> DATA FOR ANALYSIS
□ □ □ □ □ □ □

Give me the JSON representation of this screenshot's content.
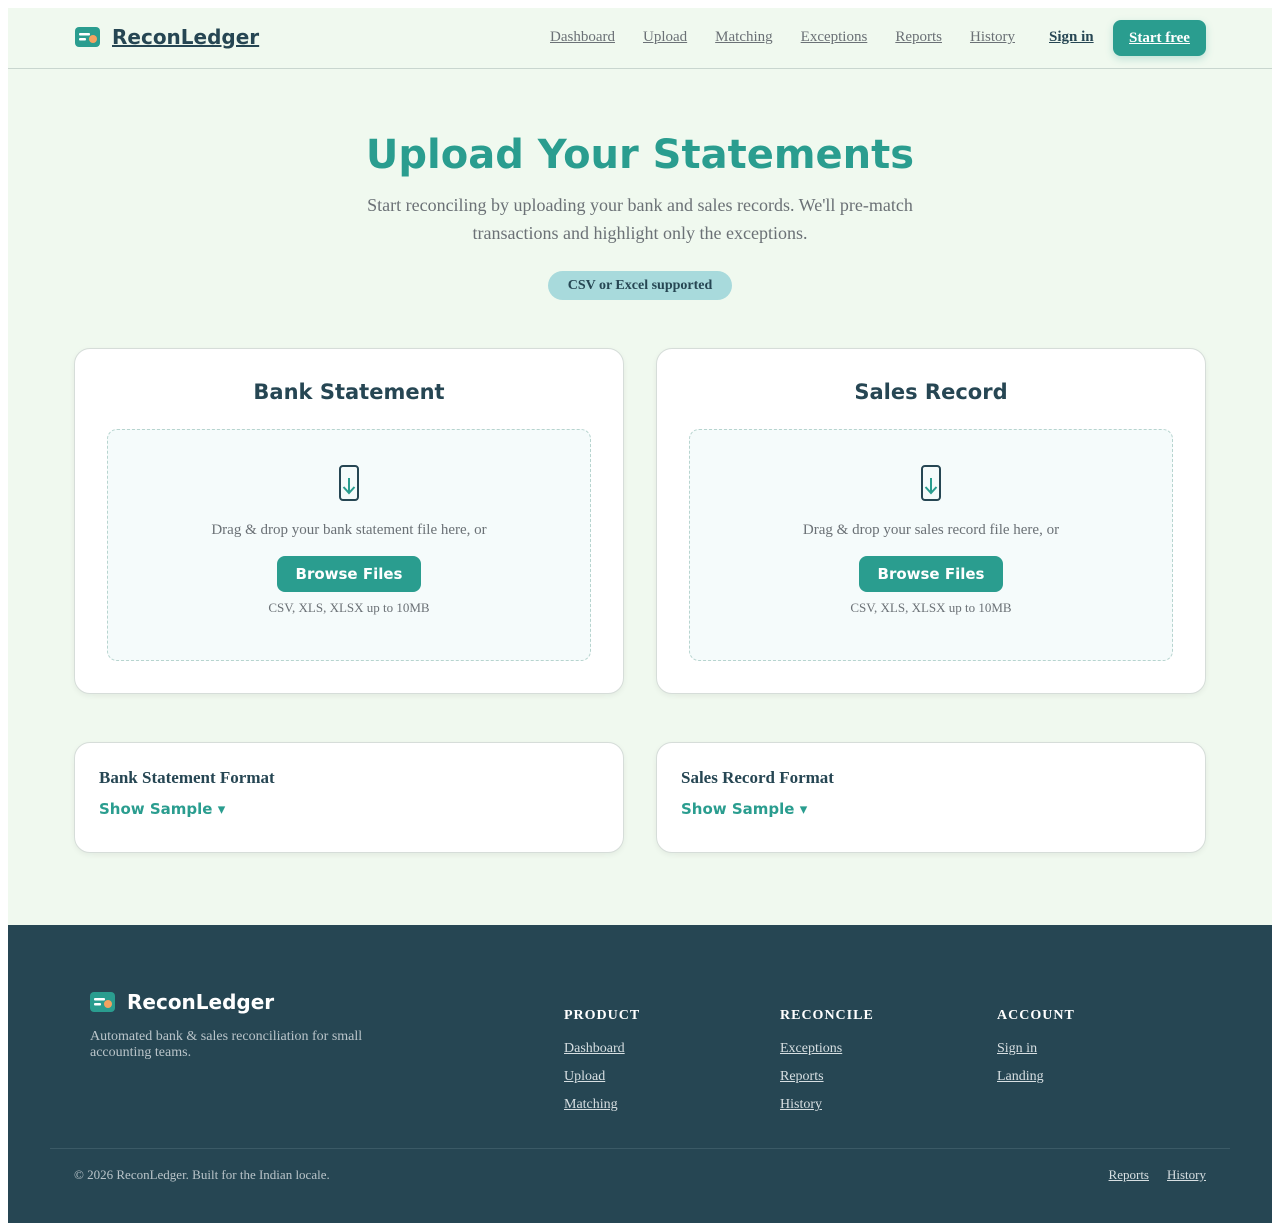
{
  "header": {
    "brand": "ReconLedger",
    "nav": [
      "Dashboard",
      "Upload",
      "Matching",
      "Exceptions",
      "Reports",
      "History"
    ],
    "signin": "Sign in",
    "start": "Start free"
  },
  "hero": {
    "title": "Upload Your Statements",
    "subtitle": "Start reconciling by uploading your bank and sales records. We'll pre-match transactions and highlight only the exceptions.",
    "pill": "CSV or Excel supported"
  },
  "uploads": [
    {
      "title": "Bank Statement",
      "drop_text": "Drag & drop your bank statement file here, or",
      "button": "Browse Files",
      "hint": "CSV, XLS, XLSX up to 10MB"
    },
    {
      "title": "Sales Record",
      "drop_text": "Drag & drop your sales record file here, or",
      "button": "Browse Files",
      "hint": "CSV, XLS, XLSX up to 10MB"
    }
  ],
  "formats": [
    {
      "title": "Bank Statement Format",
      "toggle": "Show Sample ▾"
    },
    {
      "title": "Sales Record Format",
      "toggle": "Show Sample ▾"
    }
  ],
  "footer": {
    "brand": "ReconLedger",
    "description": "Automated bank & sales reconciliation for small accounting teams.",
    "columns": [
      {
        "heading": "PRODUCT",
        "links": [
          "Dashboard",
          "Upload",
          "Matching"
        ]
      },
      {
        "heading": "RECONCILE",
        "links": [
          "Exceptions",
          "Reports",
          "History"
        ]
      },
      {
        "heading": "ACCOUNT",
        "links": [
          "Sign in",
          "Landing"
        ]
      }
    ],
    "copyright": "© 2026 ReconLedger. Built for the Indian locale.",
    "bottom_links": [
      "Reports",
      "History"
    ]
  },
  "colors": {
    "accent": "#2a9d8f",
    "dark": "#264653",
    "background": "#f0f9ef",
    "pill": "#a8dadc",
    "logo_dot": "#f4a261"
  },
  "icons": {
    "logo": "wallet-card-icon",
    "upload": "download-arrow-icon"
  }
}
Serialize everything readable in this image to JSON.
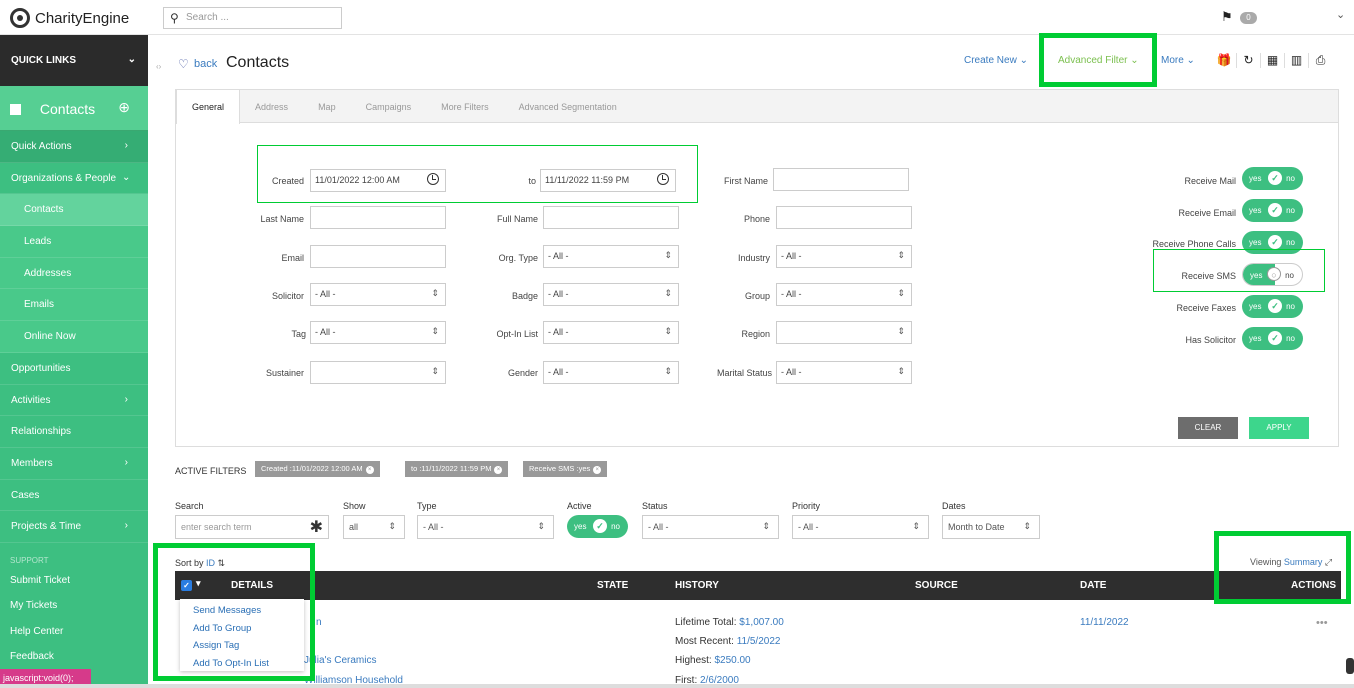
{
  "app": {
    "logo": "CharityEngine",
    "search_placeholder": "Search ...",
    "notif_count": "0"
  },
  "sidebar": {
    "quick_links": "QUICK LINKS",
    "section": "Contacts",
    "items": [
      {
        "label": "Quick Actions",
        "chev": "›"
      },
      {
        "label": "Organizations & People",
        "chev": "⌄"
      },
      {
        "label": "Contacts",
        "chev": ""
      },
      {
        "label": "Leads",
        "chev": ""
      },
      {
        "label": "Addresses",
        "chev": ""
      },
      {
        "label": "Emails",
        "chev": ""
      },
      {
        "label": "Online Now",
        "chev": ""
      },
      {
        "label": "Opportunities",
        "chev": ""
      },
      {
        "label": "Activities",
        "chev": "›"
      },
      {
        "label": "Relationships",
        "chev": ""
      },
      {
        "label": "Members",
        "chev": "›"
      },
      {
        "label": "Cases",
        "chev": ""
      },
      {
        "label": "Projects & Time",
        "chev": "›"
      }
    ],
    "support_label": "SUPPORT",
    "support_items": [
      "Submit Ticket",
      "My Tickets",
      "Help Center",
      "Feedback"
    ],
    "status_link": "javascript:void(0);"
  },
  "header": {
    "back": "back",
    "title": "Contacts",
    "create_new": "Create New ⌄",
    "advanced_filter": "Advanced Filter ⌄",
    "more": "More ⌄"
  },
  "tabs": [
    "General",
    "Address",
    "Map",
    "Campaigns",
    "More Filters",
    "Advanced Segmentation"
  ],
  "filters": {
    "created_label": "Created",
    "created_from": "11/01/2022 12:00 AM",
    "to_label": "to",
    "created_to": "11/11/2022 11:59 PM",
    "first_name": "First Name",
    "last_name": "Last Name",
    "full_name": "Full Name",
    "phone": "Phone",
    "email": "Email",
    "org_type": "Org. Type",
    "industry": "Industry",
    "solicitor": "Solicitor",
    "badge": "Badge",
    "group": "Group",
    "tag": "Tag",
    "optin": "Opt-In List",
    "region": "Region",
    "sustainer": "Sustainer",
    "gender": "Gender",
    "marital": "Marital Status",
    "all": "- All -"
  },
  "toggles": [
    {
      "label": "Receive Mail",
      "yes": "yes",
      "no": "no"
    },
    {
      "label": "Receive Email",
      "yes": "yes",
      "no": "no"
    },
    {
      "label": "Receive Phone Calls",
      "yes": "yes",
      "no": "no"
    },
    {
      "label": "Receive SMS",
      "yes": "yes",
      "no": "no"
    },
    {
      "label": "Receive Faxes",
      "yes": "yes",
      "no": "no"
    },
    {
      "label": "Has Solicitor",
      "yes": "yes",
      "no": "no"
    }
  ],
  "buttons": {
    "clear": "CLEAR",
    "apply": "APPLY"
  },
  "active_filters": {
    "label": "ACTIVE FILTERS",
    "chips": [
      "Created :11/01/2022 12:00 AM",
      "to :11/11/2022 11:59 PM",
      "Receive SMS :yes"
    ]
  },
  "searchbar": {
    "search_label": "Search",
    "search_placeholder": "enter search term",
    "show_label": "Show",
    "show_value": "all",
    "type_label": "Type",
    "type_value": "- All -",
    "active_label": "Active",
    "status_label": "Status",
    "status_value": "- All -",
    "priority_label": "Priority",
    "priority_value": "- All -",
    "dates_label": "Dates",
    "dates_value": "Month to Date"
  },
  "list": {
    "sort_by": "Sort by",
    "sort_field": "ID",
    "viewing": "Viewing",
    "viewing_mode": "Summary",
    "columns": [
      "DETAILS",
      "STATE",
      "HISTORY",
      "SOURCE",
      "DATE",
      "ACTIONS"
    ],
    "bulk_menu": [
      "Send Messages",
      "Add To Group",
      "Assign Tag",
      "Add To Opt-In List"
    ],
    "row": {
      "name_tail": "n",
      "org": "Julia's Ceramics",
      "household": "Williamson Household",
      "lifetime_label": "Lifetime Total:",
      "lifetime": "$1,007.00",
      "recent_label": "Most Recent:",
      "recent": "11/5/2022",
      "highest_label": "Highest:",
      "highest": "$250.00",
      "first_label": "First:",
      "first": "2/6/2000",
      "date": "11/11/2022"
    }
  }
}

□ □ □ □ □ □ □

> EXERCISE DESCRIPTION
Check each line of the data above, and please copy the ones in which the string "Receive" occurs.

> ANSWER BOX
      "label": "Receive Mail",
      "label": "Receive Email",
      "label": "Receive Phone Calls",
      "label": "Receive SMS",
      "label": "Receive Faxes",
      "Receive SMS :yes"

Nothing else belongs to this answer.